Lakewood, WA — If you’re like most parents, you might experience a bit of “sticker shock” when you hear how much it could cost to send your teen to college, however, according to Erica Hwang of Huntington Learning Center of Lakewood, there’s no need to panic.
“There are billions of federal dollars available to help students and families pay for college, not to mention many other sources of aid – state agencies, foundations and other organizations,” says Hwang. “No matter who you are, college is within reach, but you have to leave no stone unturned.”
Hwang offers the following tips for investigating all possible resources for financial aid:
Apply for federal financial aid.
Most student financial aid comes from the U.S. Department of Education. In fact, in the 2007-08 school year, the Office of Federal Student Aid issued $83 billion to ten million students attending 6,200 postsecondary institutions. To be considered for federal financial assistance, you’ll need to fill out the Free Application for Federal Student Aid (FAFSA). The FAFSA is used to determine your teen’s eligibility for federal aid in the form of grants, low-interest loans and work-study positions, and is also used by states and colleges to calculate students’ financial aid packages (though they may require additional applications). Almost all federal aid is awarded based on financial need, not high school GPA or SAT or ACT scores. Be sure to apply as soon as possible after January 1. www.fafsa.ed.gov

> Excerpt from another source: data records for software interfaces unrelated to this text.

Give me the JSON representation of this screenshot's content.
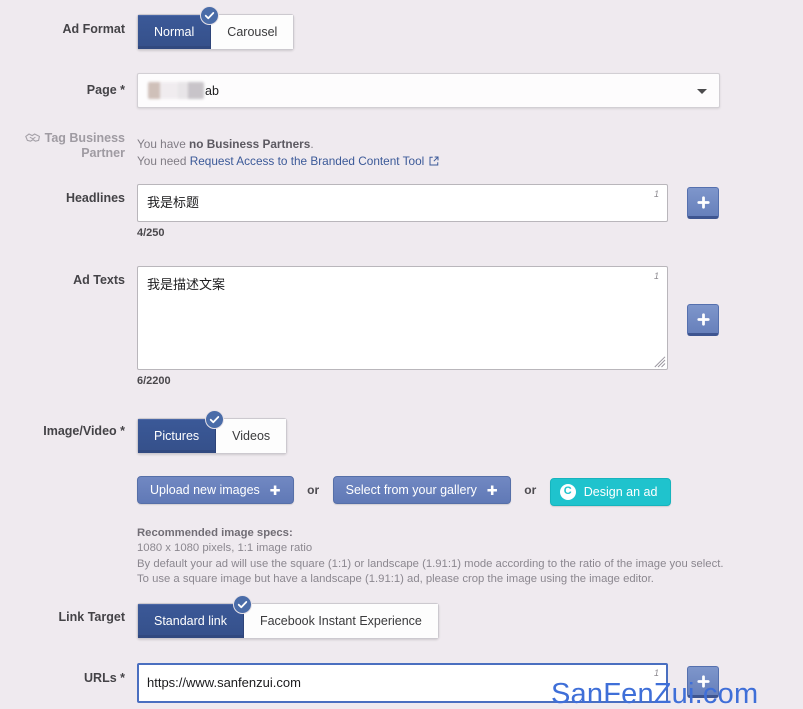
{
  "form": {
    "ad_format": {
      "label": "Ad Format",
      "options": [
        "Normal",
        "Carousel"
      ],
      "selected": "Normal"
    },
    "page": {
      "label": "Page *",
      "value_suffix": "ab",
      "redacted": true
    },
    "tag_business_partner": {
      "label_line1": "Tag Business",
      "label_line2": "Partner",
      "icon": "handshake-icon",
      "notice_line1_prefix": "You have ",
      "notice_line1_strong": "no Business Partners",
      "notice_line1_suffix": ".",
      "notice_line2_prefix": "You need ",
      "notice_line2_link": "Request Access to the Branded Content Tool",
      "external_icon": "external-link-icon"
    },
    "headlines": {
      "label": "Headlines",
      "value": "我是标题",
      "counter": "4/250",
      "index_marker": "1",
      "add_button": "add-headline-button"
    },
    "ad_texts": {
      "label": "Ad Texts",
      "value": "我是描述文案",
      "counter": "6/2200",
      "index_marker": "1",
      "add_button": "add-ad-text-button"
    },
    "image_video": {
      "label": "Image/Video *",
      "options": [
        "Pictures",
        "Videos"
      ],
      "selected": "Pictures",
      "upload_button": "Upload new images",
      "or_1": "or",
      "gallery_button": "Select from your gallery",
      "or_2": "or",
      "design_button": "Design an ad",
      "design_icon_letter": "C",
      "specs_title": "Recommended image specs:",
      "specs_line1": "1080 x 1080 pixels, 1:1 image ratio",
      "specs_line2": "By default your ad will use the square (1:1) or landscape (1.91:1) mode according to the ratio of the image you select.",
      "specs_line3": "To use a square image but have a landscape (1.91:1) ad, please crop the image using the image editor."
    },
    "link_target": {
      "label": "Link Target",
      "options": [
        "Standard link",
        "Facebook Instant Experience"
      ],
      "selected": "Standard link"
    },
    "urls": {
      "label": "URLs *",
      "value": "https://www.sanfenzui.com",
      "index_marker": "1",
      "add_button": "add-url-button"
    }
  },
  "watermark": {
    "text": "SanFenZui.com"
  },
  "colors": {
    "background": "#efeaef",
    "accent_blue": "#3b5998",
    "button_blue": "#6780bb",
    "link_blue": "#3b5998",
    "canva_teal": "#1fc3cd",
    "watermark_blue": "#3f6fd8"
  }
}
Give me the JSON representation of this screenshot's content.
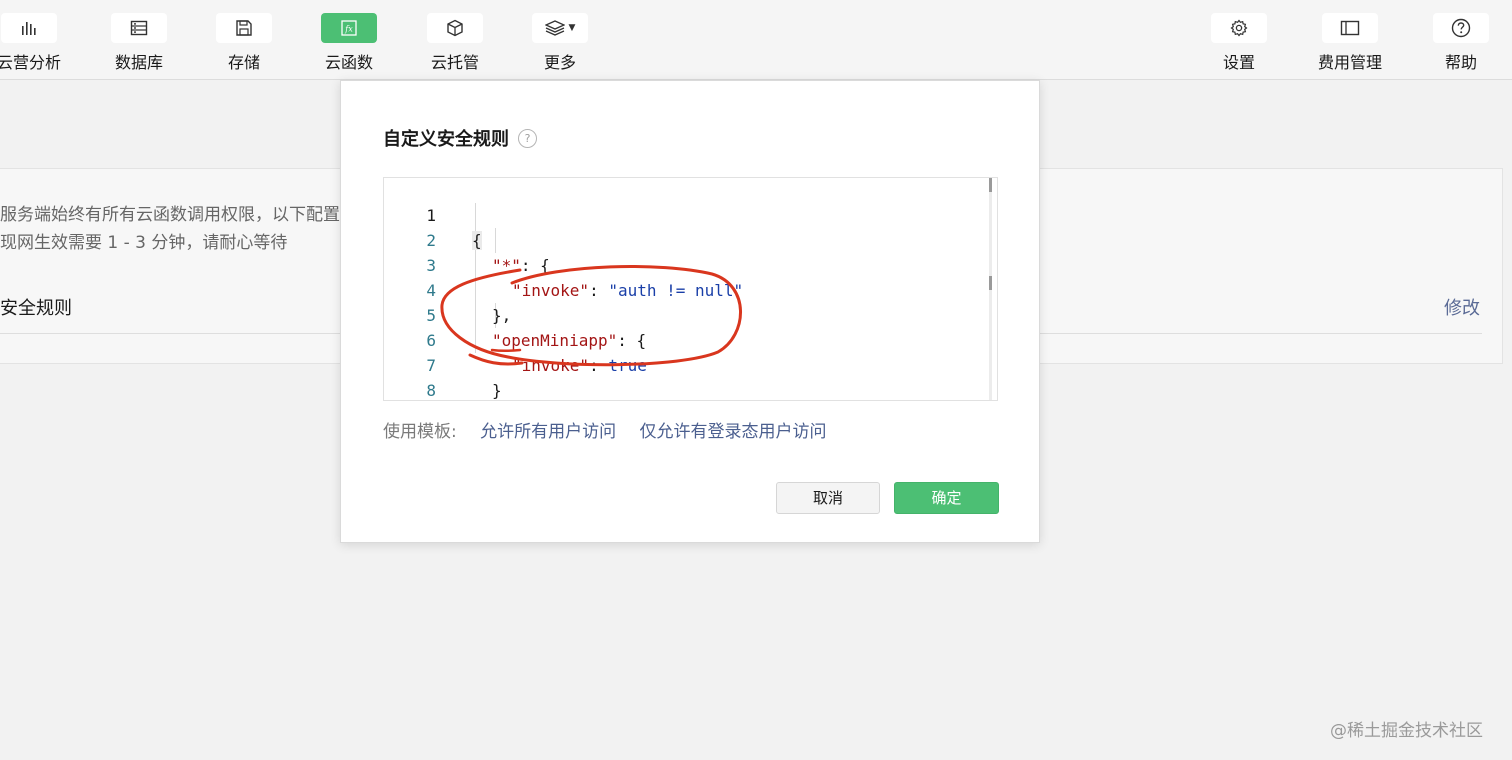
{
  "toolbar": {
    "left_items": [
      {
        "label": "云营分析",
        "icon": "bar-chart-icon"
      },
      {
        "label": "数据库",
        "icon": "database-icon"
      },
      {
        "label": "存储",
        "icon": "save-icon"
      },
      {
        "label": "云函数",
        "icon": "function-icon",
        "active": true
      },
      {
        "label": "云托管",
        "icon": "cube-icon"
      },
      {
        "label": "更多",
        "icon": "layers-icon"
      }
    ],
    "right_items": [
      {
        "label": "设置",
        "icon": "gear-icon"
      },
      {
        "label": "费用管理",
        "icon": "ticket-icon"
      },
      {
        "label": "帮助",
        "icon": "question-icon"
      }
    ]
  },
  "background": {
    "desc_line1": "服务端始终有所有云函数调用权限，以下配置",
    "desc_line2": "现网生效需要 1 - 3 分钟，请耐心等待",
    "rule_title": "安全规则",
    "edit_link": "修改"
  },
  "modal": {
    "title": "自定义安全规则",
    "help_glyph": "?",
    "editor": {
      "line_numbers": [
        "1",
        "2",
        "3",
        "4",
        "5",
        "6",
        "7",
        "8"
      ],
      "tokens": {
        "open_brace": "{",
        "star_key": "\"*\"",
        "colon_open": ": {",
        "invoke_key": "\"invoke\"",
        "colon": ": ",
        "auth_value": "\"auth != null\"",
        "close_brace_comma": "},",
        "openminiapp_key": "\"openMiniapp\"",
        "true_value": "true",
        "close_brace": "}"
      }
    },
    "templates": {
      "label": "使用模板:",
      "links": [
        "允许所有用户访问",
        "仅允许有登录态用户访问"
      ]
    },
    "cancel_label": "取消",
    "confirm_label": "确定"
  },
  "colors": {
    "accent_green": "#4cbf74",
    "annotation_red": "#d9361e",
    "link_blue": "#4b5f8f"
  },
  "watermark": "@稀土掘金技术社区"
}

Apply for state aid.
State education departments offer a variety of grants and scholarships to college students. Contact your state’s higher education agency to learn more about the types of financial assistance available to state residents and the application process. Visit www.ed.gov/Programs/bastmp/SHEA.htm to find your state agency.
Talk with the university or college financial aid office.
Most institutions award a number of academic, need-based and talent-based scholarships each year. Contact the financial aid office to find out what programs and scholarships are available and how to apply. You should also consider completing the PROFILE (www.profileonline.collegeboard.com/prf/index.jsp), a financial aid application service used by hundreds of colleges (and scholarship programs) to award nonfederal aid. You can check with the schools to which your teen is applying to determine whether they require applicants to file the PROFILE.
Investigate private scholarships.
Your teen’s high school guidance counselor should have information about local or national scholarships from businesses, professional associations or other community organizations. Many large corporations have scholarship programs or foundations, such as the Wal-Mart Foundation (awarded over $8 million in scholarships in 2009-10), The Coca-Cola Scholars Program (50 four-year $20,000 scholarships and 200 four-year $10,000 scholarships annually) and the Discover Scholarship Program (Up to 10 scholarships of $40,000 annually). There are also several free, credible scholarship databases online, such as www.fastweb.com and the College Board’s Scholarship Search (apps.collegeboard.com/cbsearch_ss/welcome.jsp).
When it comes to paying for college, Hwang says that being proactive and resourceful will put you and your teen at an advantage. “College is an investment in your child’s future, and while it may seem impossible to afford, there are many resources out there to help students and families,” says Hwang. “Explore all of your options and encourage your teen to do the same.”
For more information about Huntington Learning Center in Lakewood, please contact Erica Hwang at (253) 582-4901.